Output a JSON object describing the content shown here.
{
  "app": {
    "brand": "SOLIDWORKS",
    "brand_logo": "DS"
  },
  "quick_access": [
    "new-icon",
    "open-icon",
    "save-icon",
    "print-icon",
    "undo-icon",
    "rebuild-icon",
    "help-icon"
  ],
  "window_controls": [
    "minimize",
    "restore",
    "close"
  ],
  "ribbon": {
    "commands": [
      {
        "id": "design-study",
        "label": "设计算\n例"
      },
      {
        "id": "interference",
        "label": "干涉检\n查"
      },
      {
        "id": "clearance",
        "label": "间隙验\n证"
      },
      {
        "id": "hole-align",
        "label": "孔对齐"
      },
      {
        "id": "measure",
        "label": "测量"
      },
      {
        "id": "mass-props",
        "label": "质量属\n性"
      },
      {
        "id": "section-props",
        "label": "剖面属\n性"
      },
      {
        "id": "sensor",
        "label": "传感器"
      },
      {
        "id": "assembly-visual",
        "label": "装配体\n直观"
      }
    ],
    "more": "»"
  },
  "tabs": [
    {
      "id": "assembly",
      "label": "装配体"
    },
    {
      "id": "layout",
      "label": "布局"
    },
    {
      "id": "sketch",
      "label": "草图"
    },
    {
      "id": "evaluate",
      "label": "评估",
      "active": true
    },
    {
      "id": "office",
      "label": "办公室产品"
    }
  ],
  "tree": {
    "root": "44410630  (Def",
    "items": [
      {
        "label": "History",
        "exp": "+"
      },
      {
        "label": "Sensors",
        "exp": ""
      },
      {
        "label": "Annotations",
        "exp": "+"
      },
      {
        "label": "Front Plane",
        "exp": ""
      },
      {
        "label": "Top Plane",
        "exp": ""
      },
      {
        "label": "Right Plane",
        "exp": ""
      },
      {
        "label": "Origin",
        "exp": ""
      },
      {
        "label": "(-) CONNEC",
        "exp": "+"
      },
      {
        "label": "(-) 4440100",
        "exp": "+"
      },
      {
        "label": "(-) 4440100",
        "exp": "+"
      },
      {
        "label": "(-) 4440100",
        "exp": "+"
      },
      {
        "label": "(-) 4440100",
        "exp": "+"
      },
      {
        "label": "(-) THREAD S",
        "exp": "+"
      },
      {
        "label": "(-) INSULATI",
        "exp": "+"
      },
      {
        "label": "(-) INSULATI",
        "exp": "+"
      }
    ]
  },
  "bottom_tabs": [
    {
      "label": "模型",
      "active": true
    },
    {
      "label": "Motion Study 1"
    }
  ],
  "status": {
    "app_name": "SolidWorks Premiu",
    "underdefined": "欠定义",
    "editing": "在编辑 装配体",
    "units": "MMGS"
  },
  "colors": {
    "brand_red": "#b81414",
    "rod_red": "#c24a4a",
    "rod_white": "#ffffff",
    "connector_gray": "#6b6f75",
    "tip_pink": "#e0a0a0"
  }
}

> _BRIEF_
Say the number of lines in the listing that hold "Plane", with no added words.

> _RESPONSE FOR THIS EXERCISE_
3